So…I really wanted to be traditionally published and gave it a good shot for about 5 years but because I came to the realization that my book falls between genres, really creating a new genre, Latino Christian Fiction, which at least as far as I could see on Amazon and Google, there weren’t many other books like this out there. So the Christian agents didn’t know how to market it and some were turned off by the undocumented angle, and secular publishing doesn’t deal with Christian fiction. Therefore, after much praying and consulting with friends, I decided to go indie.
Being an indie-published writer is hard! That’s kind of one of reasons I wanted to do traditional! But, alas, I really felt like God wanted me to write this book and get it out in the world, so in the end, you gotta do what you gotta do! I have been through very vigorous editing, which a friend and I like to call, “The Tamara Effect” (*Editor’s Note: This Effect of which you speak sounds fascinating and amazing, and more people should know about it!), which I believe helped my book be super awesome, and I got an awesome formatter and my husband to do the cover. I hope people like it!!!

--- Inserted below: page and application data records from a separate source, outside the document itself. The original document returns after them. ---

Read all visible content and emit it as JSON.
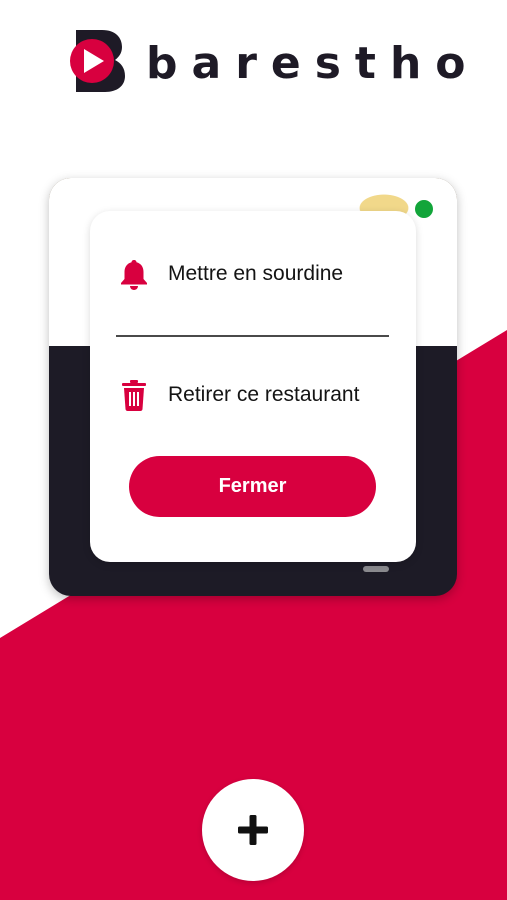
{
  "app": {
    "brand_name": "barestho",
    "logo_icon": "barestho-logo-icon"
  },
  "card": {
    "status_icon": "online-status-dot",
    "status_color": "#12a53a"
  },
  "menu": {
    "items": [
      {
        "label": "Mettre en sourdine",
        "icon": "bell-icon"
      },
      {
        "label": "Retirer ce restaurant",
        "icon": "trash-icon"
      }
    ],
    "close_label": "Fermer"
  },
  "fab": {
    "icon": "plus-icon"
  },
  "colors": {
    "accent": "#d8003f",
    "dark": "#1d1b26",
    "background": "#ffffff"
  }
}
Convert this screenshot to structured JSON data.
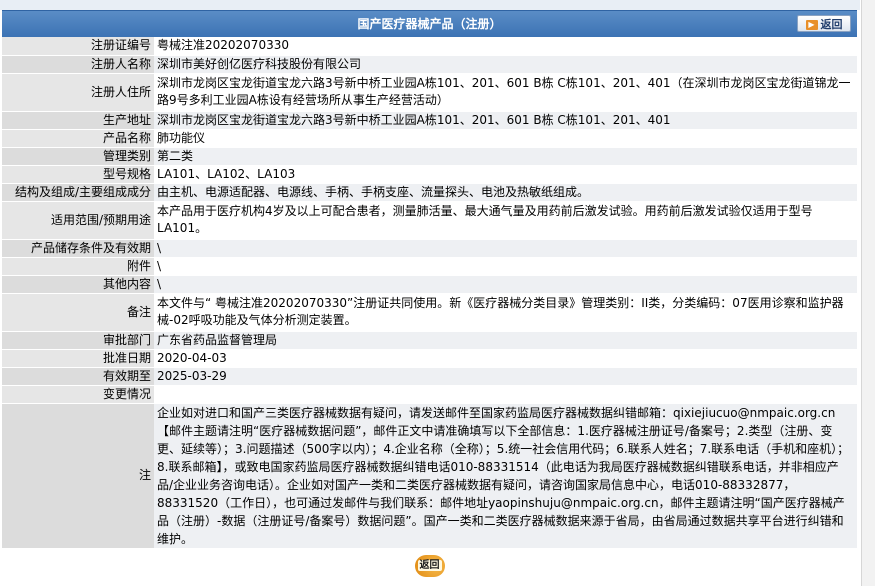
{
  "header": {
    "title": "国产医疗器械产品（注册）",
    "back_label": "返回"
  },
  "rows": [
    {
      "label": "注册证编号",
      "value": "粤械注准20202070330"
    },
    {
      "label": "注册人名称",
      "value": "深圳市美好创亿医疗科技股份有限公司"
    },
    {
      "label": "注册人住所",
      "value": "深圳市龙岗区宝龙街道宝龙六路3号新中桥工业园A栋101、201、601 B栋 C栋101、201、401（在深圳市龙岗区宝龙街道锦龙一路9号多利工业园A栋设有经营场所从事生产经营活动）"
    },
    {
      "label": "生产地址",
      "value": "深圳市龙岗区宝龙街道宝龙六路3号新中桥工业园A栋101、201、601 B栋 C栋101、201、401"
    },
    {
      "label": "产品名称",
      "value": "肺功能仪"
    },
    {
      "label": "管理类别",
      "value": "第二类"
    },
    {
      "label": "型号规格",
      "value": "LA101、LA102、LA103"
    },
    {
      "label": "结构及组成/主要组成成分",
      "value": "由主机、电源适配器、电源线、手柄、手柄支座、流量探头、电池及热敏纸组成。"
    },
    {
      "label": "适用范围/预期用途",
      "value": "本产品用于医疗机构4岁及以上可配合患者，测量肺活量、最大通气量及用药前后激发试验。用药前后激发试验仅适用于型号LA101。"
    },
    {
      "label": "产品储存条件及有效期",
      "value": "\\"
    },
    {
      "label": "附件",
      "value": "\\"
    },
    {
      "label": "其他内容",
      "value": "\\"
    },
    {
      "label": "备注",
      "value": "本文件与“ 粤械注准20202070330”注册证共同使用。新《医疗器械分类目录》管理类别：II类，分类编码：07医用诊察和监护器械-02呼吸功能及气体分析测定装置。"
    },
    {
      "label": "审批部门",
      "value": "广东省药品监督管理局"
    },
    {
      "label": "批准日期",
      "value": "2020-04-03"
    },
    {
      "label": "有效期至",
      "value": "2025-03-29"
    },
    {
      "label": "变更情况",
      "value": ""
    },
    {
      "label": "注",
      "value": "企业如对进口和国产三类医疗器械数据有疑问，请发送邮件至国家药监局医疗器械数据纠错邮箱：qixiejiucuo@nmpaic.org.cn【邮件主题请注明“医疗器械数据问题”，邮件正文中请准确填写以下全部信息：1.医疗器械注册证号/备案号；2.类型（注册、变更、延续等）；3.问题描述（500字以内）；4.企业名称（全称）；5.统一社会信用代码；6.联系人姓名；7.联系电话（手机和座机）；8.联系邮箱】，或致电国家药监局医疗器械数据纠错电话010-88331514（此电话为我局医疗器械数据纠错联系电话，并非相应产品/企业业务咨询电话）。企业如对国产一类和二类医疗器械数据有疑问，请咨询国家局信息中心，电话010-88332877，88331520（工作日），也可通过发邮件与我们联系：邮件地址yaopinshuju@nmpaic.org.cn，邮件主题请注明“国产医疗器械产品（注册）-数据（注册证号/备案号）数据问题”。国产一类和二类医疗器械数据来源于省局，由省局通过数据共享平台进行纠错和维护。"
    }
  ],
  "footer": {
    "back_label": "返回"
  }
}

6.) What are other projects? Can we expect to see more of your work hit the market in the next months?
The word “months” just scared me a little. Ahem. I’m fine now. I plan to translate Vivir el Dream
into Spanish by the end of the summer. I also plan to edit another Latino Christian fiction book I wrote called Finding Amor

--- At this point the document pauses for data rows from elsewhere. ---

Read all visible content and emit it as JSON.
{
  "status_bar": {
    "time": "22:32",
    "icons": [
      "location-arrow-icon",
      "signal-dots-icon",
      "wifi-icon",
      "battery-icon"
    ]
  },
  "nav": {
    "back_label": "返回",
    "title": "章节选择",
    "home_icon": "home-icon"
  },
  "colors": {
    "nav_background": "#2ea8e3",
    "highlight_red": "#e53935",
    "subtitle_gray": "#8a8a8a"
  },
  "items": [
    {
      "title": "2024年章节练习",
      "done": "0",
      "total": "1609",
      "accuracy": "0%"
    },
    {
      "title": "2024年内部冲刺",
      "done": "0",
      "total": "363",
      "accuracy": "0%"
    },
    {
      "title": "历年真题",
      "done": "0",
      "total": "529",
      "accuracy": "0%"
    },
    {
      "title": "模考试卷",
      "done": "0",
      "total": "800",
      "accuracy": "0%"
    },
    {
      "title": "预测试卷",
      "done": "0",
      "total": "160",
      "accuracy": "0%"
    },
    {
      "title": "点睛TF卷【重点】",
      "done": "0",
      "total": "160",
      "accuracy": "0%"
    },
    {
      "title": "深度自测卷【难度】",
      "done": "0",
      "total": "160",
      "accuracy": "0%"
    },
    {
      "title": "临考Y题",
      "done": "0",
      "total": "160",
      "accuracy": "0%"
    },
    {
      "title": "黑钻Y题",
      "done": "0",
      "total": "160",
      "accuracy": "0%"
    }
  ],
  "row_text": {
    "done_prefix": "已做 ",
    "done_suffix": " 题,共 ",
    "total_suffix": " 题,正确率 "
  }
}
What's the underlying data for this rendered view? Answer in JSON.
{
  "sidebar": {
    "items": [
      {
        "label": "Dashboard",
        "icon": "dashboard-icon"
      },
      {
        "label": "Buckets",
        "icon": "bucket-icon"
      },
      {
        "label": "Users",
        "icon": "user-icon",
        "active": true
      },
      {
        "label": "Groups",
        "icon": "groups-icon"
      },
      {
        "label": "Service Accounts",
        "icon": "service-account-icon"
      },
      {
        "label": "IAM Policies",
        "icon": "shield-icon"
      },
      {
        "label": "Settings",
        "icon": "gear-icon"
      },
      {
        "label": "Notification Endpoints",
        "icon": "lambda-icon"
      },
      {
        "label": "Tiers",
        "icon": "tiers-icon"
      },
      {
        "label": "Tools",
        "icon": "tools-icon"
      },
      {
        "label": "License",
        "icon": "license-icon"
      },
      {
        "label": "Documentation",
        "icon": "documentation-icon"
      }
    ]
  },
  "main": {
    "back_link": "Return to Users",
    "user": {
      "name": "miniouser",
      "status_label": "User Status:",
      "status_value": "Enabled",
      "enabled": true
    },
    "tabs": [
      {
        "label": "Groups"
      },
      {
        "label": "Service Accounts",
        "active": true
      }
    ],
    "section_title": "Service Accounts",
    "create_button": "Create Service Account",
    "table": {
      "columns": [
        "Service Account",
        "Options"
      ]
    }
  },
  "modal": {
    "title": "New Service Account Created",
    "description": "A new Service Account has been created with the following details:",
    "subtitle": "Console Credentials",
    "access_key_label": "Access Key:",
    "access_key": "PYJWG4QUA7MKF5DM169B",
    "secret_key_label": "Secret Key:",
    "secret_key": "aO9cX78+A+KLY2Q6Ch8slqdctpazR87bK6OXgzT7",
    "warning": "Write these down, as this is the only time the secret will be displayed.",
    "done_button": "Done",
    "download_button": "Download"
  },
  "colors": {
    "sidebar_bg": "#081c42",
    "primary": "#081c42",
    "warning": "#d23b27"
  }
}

. Then in November during NaNoWriMo I plan to finish the last 2 books of my 8-book children’s fantasy series, Prince Miguel and His Journey Home
7.) What author or authors have impacted you the most on your journey to becoming a writer?
I love so many authors, it is hard to choose. I love classics like the Brontes, Dickens, etc. In the contemporary realm I love Agatha Christie, Barbara Kingsolver, Isabel Allende, Paul Coelho, Lois Lowry, J.K. Rowling, and Suzanne Collins.
Thanks for stopping by, Allison! Check out Vivir El Dream for yourself. Purchase your very own copy and then do Allison a favor and leave a review on Amazon or another retail site. Those reviews are essential for sales!
Linda Palacios crossed the border at age three with her mother, Juanita, to escape their traumatic life in Mexico and to pursue the American dream. Years later, Linda nears college graduation. With little hope for the future as an undocumented immigrant, Linda wonders where her life is going.
Tim Draker, a long-unemployed businessman, has wondered the same thing. Overcome with despair, he decides to take his own life. Before he can carry out his plan, he changes course when he finds a job as a mechanic. Embarrassed about working at a garage in the barrio, he lies to his wife in hopes of finding something better.
After Juanita’s coworker gets deported, she takes in her friend’s son, Hector, whom her daughter Linda can’t stand, While Juanita deals with nightmares of her traumatic past, she loses her job and decides to go into business for herself.
Will the three of them allow God to guide them through the challenges to come, or will they let their own desires and goals get in the way of His path?